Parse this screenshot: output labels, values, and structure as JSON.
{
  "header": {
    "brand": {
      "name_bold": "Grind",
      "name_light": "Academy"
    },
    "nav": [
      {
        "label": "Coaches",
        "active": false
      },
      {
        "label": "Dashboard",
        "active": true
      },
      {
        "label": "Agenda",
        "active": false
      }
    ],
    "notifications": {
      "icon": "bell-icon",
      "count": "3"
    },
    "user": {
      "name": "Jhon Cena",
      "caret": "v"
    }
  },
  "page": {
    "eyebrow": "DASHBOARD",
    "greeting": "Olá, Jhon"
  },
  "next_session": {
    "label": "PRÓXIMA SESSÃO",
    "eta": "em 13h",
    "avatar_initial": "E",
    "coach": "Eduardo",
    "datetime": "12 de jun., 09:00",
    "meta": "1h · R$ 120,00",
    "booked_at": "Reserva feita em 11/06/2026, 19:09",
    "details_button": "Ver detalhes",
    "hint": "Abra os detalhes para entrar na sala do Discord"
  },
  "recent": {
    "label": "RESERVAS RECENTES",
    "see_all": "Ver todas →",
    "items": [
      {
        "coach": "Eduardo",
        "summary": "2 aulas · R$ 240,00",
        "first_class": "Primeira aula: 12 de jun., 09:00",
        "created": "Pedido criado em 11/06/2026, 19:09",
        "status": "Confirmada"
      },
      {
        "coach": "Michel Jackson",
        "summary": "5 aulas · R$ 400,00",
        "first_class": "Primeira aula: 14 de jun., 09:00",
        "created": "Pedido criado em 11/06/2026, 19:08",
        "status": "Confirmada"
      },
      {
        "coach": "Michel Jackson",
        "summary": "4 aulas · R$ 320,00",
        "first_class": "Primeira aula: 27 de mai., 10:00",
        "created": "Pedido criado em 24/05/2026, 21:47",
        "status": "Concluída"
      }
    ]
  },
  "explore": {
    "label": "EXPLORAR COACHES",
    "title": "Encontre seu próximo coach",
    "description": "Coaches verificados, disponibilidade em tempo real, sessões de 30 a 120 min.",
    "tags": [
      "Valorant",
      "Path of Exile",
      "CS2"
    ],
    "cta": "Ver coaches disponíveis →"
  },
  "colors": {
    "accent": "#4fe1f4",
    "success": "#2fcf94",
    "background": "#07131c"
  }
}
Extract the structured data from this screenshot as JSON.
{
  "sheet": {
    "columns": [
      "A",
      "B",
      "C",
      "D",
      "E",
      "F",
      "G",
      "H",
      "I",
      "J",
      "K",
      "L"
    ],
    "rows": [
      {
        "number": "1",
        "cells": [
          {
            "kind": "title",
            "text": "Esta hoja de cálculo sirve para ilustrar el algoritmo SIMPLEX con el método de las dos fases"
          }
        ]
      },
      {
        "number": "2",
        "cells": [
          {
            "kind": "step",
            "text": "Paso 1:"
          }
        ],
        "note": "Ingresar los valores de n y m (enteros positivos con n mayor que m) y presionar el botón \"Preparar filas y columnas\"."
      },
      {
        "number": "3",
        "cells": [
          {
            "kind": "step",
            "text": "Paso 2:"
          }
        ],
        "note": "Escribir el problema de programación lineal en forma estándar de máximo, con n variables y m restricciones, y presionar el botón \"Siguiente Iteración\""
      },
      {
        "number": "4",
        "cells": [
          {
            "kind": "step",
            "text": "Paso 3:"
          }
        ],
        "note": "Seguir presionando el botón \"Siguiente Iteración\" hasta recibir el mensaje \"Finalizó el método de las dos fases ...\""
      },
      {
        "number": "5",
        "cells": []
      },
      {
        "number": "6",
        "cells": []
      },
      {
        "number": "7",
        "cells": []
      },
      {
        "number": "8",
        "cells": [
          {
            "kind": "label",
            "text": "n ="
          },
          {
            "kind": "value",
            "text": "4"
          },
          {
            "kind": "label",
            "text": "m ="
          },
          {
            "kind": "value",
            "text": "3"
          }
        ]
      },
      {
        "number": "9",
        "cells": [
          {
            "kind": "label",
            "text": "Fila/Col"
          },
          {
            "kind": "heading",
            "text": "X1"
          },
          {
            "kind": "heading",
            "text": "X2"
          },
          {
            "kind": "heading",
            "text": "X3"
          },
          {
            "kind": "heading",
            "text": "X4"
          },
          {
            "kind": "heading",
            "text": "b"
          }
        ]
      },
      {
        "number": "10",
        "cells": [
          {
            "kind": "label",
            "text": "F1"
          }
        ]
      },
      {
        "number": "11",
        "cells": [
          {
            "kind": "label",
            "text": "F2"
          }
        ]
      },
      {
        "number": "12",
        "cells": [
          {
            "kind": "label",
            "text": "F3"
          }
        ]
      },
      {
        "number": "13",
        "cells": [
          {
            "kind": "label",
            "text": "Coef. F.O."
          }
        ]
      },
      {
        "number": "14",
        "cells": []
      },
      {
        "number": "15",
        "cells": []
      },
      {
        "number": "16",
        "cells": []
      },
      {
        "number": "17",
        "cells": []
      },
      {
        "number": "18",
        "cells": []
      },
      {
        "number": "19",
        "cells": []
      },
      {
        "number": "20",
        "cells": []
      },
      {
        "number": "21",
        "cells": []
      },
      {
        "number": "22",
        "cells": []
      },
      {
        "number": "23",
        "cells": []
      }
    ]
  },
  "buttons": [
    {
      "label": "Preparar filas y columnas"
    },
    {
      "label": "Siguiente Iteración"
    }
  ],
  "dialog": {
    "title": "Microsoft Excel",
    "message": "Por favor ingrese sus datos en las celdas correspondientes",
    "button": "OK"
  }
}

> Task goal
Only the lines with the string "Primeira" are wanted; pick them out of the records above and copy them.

> Solution for this problem
        "first_class": "Primeira aula: 12 de jun., 09:00",
        "first_class": "Primeira aula: 14 de jun., 09:00",
        "first_class": "Primeira aula: 27 de mai., 10:00",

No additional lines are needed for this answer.